## Your goal
Figure out how many lines in these records contain "true". Only the number belongs in the reply.

## Task inputs
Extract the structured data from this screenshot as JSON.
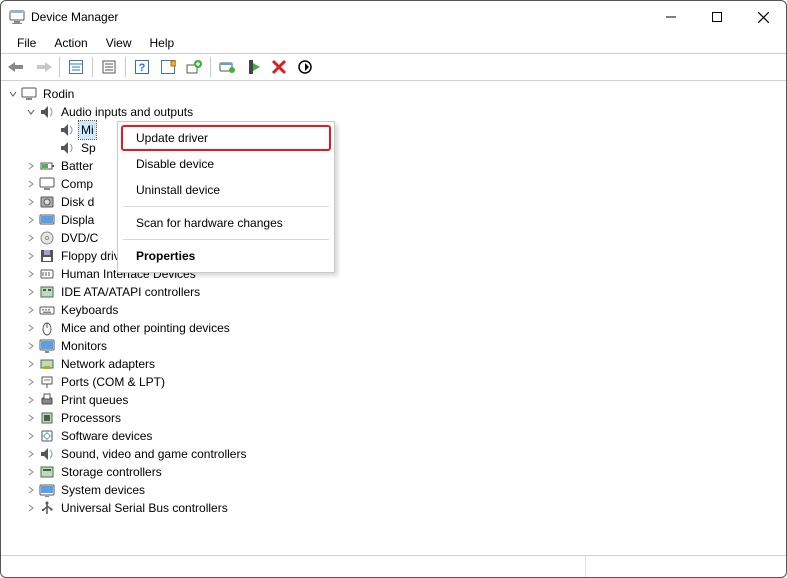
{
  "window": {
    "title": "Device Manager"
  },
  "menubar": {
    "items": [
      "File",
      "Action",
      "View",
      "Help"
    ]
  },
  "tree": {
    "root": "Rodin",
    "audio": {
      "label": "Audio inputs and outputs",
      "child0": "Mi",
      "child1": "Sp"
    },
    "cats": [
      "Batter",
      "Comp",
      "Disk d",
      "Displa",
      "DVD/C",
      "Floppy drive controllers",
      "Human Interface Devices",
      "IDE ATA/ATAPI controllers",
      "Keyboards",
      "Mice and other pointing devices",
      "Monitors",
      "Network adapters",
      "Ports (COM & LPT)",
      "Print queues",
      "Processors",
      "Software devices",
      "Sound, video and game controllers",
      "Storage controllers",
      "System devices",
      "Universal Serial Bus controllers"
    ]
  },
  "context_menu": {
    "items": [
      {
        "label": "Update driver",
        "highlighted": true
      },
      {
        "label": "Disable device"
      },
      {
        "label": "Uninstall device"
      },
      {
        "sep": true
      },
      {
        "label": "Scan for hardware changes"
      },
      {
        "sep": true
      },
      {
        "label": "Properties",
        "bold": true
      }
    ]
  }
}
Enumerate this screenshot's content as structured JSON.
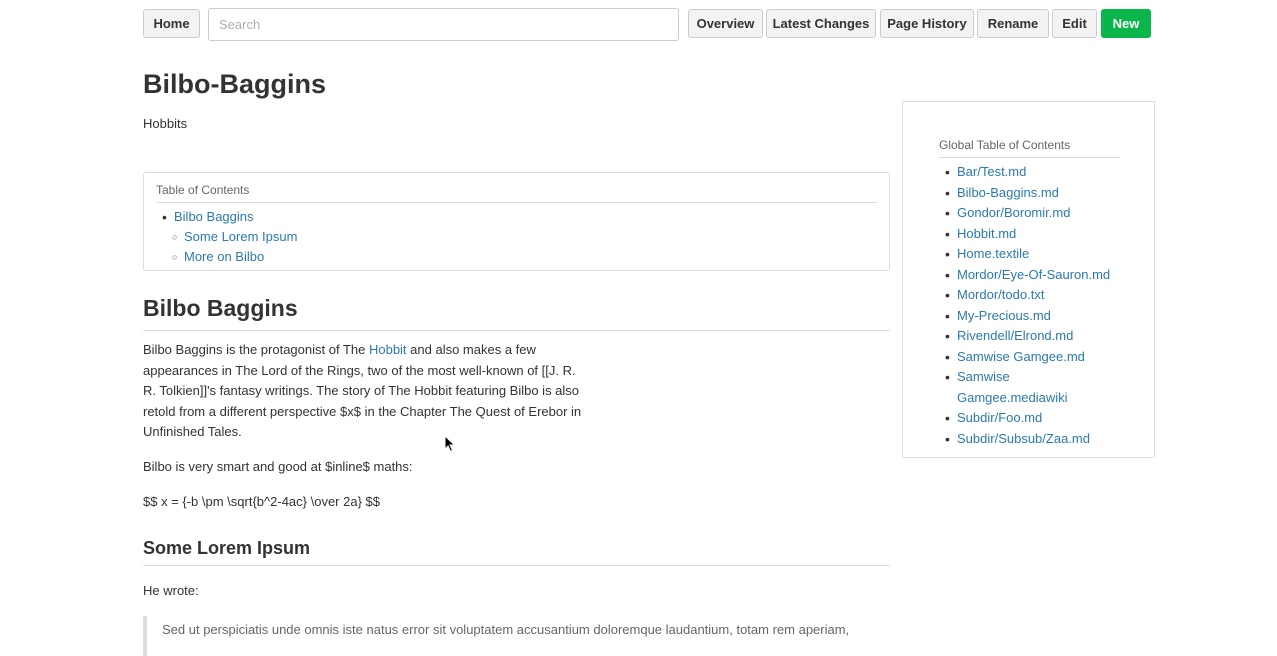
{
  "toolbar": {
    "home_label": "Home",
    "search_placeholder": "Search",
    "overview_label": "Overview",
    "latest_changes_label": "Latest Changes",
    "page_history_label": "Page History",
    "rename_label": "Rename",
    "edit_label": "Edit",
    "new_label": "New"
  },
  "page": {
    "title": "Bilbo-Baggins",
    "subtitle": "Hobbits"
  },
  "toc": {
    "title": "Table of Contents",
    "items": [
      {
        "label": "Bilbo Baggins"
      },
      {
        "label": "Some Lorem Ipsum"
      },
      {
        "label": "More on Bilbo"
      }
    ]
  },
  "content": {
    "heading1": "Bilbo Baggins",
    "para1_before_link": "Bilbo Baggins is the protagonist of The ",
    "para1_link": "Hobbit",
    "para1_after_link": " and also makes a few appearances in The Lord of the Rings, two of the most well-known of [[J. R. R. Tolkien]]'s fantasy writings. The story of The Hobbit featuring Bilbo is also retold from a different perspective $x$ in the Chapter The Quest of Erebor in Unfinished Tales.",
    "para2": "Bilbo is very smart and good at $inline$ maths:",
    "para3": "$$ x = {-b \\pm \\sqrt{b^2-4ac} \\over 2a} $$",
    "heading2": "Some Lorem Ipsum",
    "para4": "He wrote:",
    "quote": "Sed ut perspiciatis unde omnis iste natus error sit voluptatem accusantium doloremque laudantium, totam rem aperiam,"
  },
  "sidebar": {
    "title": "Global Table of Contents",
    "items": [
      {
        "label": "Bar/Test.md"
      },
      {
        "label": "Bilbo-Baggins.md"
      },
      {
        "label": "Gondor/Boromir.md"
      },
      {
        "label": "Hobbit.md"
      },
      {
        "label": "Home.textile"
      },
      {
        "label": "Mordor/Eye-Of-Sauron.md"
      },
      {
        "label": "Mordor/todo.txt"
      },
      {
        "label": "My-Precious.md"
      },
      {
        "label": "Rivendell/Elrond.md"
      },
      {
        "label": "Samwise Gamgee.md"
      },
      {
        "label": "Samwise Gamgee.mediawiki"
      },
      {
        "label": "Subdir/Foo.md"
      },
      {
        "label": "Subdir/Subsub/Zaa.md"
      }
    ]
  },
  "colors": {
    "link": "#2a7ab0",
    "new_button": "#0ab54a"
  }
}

## Completed task
4